Instructions for the task
Every line of the listing that contains the word "Digital" is to be copied out.

Source records
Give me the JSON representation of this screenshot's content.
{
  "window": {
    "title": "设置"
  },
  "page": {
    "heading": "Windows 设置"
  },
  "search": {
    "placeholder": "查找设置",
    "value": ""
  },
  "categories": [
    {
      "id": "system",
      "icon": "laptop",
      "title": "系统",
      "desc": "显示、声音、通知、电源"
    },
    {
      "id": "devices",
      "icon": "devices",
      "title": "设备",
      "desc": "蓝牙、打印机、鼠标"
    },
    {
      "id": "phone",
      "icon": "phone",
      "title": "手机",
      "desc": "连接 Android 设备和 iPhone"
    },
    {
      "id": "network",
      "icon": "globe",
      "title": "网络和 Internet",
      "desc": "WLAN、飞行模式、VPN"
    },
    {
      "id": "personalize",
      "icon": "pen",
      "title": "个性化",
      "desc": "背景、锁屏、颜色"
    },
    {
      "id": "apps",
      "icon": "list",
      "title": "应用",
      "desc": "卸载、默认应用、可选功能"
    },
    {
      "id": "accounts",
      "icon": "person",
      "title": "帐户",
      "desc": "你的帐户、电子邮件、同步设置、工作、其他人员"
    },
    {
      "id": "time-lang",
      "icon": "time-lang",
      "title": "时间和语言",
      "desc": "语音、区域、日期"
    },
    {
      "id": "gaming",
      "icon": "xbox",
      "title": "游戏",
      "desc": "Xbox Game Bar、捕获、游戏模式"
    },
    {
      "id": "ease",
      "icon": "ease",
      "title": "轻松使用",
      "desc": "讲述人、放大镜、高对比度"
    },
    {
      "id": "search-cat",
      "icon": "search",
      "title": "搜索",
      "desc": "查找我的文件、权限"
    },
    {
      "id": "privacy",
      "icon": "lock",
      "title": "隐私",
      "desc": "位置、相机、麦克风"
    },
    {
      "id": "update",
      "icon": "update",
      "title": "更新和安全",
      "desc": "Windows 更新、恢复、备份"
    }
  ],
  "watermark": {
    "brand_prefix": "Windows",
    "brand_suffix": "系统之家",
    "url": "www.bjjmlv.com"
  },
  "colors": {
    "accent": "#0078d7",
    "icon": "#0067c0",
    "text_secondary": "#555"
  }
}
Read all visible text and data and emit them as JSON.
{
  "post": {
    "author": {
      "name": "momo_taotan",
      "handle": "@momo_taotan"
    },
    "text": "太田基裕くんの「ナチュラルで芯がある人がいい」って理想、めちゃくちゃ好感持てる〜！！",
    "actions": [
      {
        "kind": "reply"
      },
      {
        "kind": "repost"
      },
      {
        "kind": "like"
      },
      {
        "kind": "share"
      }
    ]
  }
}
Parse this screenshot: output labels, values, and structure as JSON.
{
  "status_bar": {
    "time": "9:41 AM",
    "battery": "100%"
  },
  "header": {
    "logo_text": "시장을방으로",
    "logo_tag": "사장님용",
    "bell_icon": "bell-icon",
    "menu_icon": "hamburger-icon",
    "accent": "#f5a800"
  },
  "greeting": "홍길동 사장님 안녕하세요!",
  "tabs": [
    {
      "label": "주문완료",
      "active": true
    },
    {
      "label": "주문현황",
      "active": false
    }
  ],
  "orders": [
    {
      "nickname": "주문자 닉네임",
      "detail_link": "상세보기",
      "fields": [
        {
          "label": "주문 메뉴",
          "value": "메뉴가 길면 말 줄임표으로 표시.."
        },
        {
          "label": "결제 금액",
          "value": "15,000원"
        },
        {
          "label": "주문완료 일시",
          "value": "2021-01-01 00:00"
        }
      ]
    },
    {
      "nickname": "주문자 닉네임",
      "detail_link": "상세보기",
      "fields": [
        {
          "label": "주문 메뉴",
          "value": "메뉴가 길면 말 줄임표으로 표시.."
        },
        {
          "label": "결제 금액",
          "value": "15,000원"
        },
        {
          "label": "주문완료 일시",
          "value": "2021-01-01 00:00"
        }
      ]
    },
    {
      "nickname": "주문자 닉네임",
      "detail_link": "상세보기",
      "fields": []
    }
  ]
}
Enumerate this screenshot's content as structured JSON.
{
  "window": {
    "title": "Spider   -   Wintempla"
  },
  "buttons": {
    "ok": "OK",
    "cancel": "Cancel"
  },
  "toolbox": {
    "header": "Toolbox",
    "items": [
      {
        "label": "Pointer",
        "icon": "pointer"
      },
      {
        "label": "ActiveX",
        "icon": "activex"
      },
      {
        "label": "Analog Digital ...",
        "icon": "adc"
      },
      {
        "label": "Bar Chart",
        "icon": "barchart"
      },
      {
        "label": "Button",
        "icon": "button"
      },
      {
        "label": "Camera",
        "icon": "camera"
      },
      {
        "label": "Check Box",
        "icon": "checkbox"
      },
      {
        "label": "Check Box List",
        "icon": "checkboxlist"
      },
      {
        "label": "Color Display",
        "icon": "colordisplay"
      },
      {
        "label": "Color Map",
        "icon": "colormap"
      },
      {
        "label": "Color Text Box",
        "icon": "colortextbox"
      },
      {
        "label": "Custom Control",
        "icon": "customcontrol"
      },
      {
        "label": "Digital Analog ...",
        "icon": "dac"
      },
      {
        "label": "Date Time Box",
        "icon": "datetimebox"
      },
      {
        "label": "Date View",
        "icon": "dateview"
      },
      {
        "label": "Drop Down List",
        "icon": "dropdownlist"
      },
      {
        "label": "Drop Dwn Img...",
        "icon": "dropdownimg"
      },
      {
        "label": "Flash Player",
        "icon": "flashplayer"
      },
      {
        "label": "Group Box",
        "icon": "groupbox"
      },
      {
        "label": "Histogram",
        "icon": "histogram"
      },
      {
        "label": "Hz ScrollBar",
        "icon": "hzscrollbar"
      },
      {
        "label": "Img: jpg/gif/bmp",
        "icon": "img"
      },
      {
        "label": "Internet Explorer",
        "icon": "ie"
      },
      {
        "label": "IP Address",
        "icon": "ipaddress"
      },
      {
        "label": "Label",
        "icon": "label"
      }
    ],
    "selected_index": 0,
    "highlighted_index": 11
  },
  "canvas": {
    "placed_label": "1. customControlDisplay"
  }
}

Output of the exercise
        "label": "Analog Digital ...",
        "label": "Digital Analog ...",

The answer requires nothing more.